Another study found out that China was far more likely to use violence in a military-related dispute such as the question over territory. According to the study, China used violence as a way of managing key conflicts in about 80%, which were primarily territory-related issues. This was followed by a conclusion that "decision makers in China most often perceive boundary-related disputes as high value conflicts, partially due to a historical sensitivity to threats to the integrity of the state”
The study observes that there was tendency to clarify political or diplomatic crises as being of a high magnitude that requires a timely legitimate response. Another study conducted on the Korean War, Quemoy-Matsu attack, clashes with USSR and invasion of Vietnam by Chinese demonstrates that the Chinese had a tendency to resort to conflict as it gets comparatively stronger. As observed by Alan Whitefield in his book on the Chinese intervention, he described Korean as one of "defensive deterrence." The same argument cannot be applied blindly to the instance of the Chinese invasion of Vietnam.
The Collapse of Ming Dynasty
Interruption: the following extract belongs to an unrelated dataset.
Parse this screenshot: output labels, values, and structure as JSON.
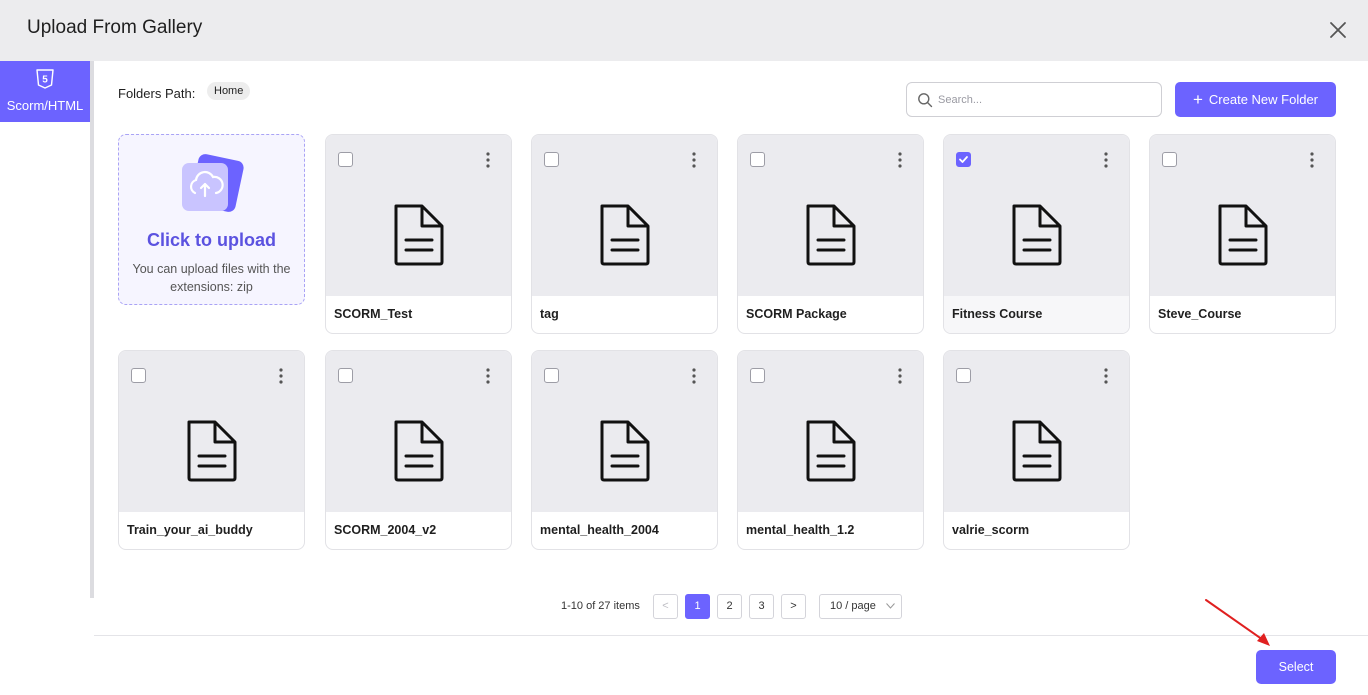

The fall of the Ming Dynasty was a well-crafted affair, which began as early as 1600 with the upcoming of the Manchu under Nurhaci. It started as an inter-tribal clash in 1852 between the Ming emperors. This later generated into a campaign to unify the Jianzhou Jurchen tribes. Later Nurhaci pronounced Seven Grievances and openly declared the sovereignty of Ming overlordship to finalize on the unification of those Jurchen tribes that were still affiliated to Ming emperor. The Ming repeatedly put up a fight against the Manchus, but was unable to recapture their rule over the Manchus and the region.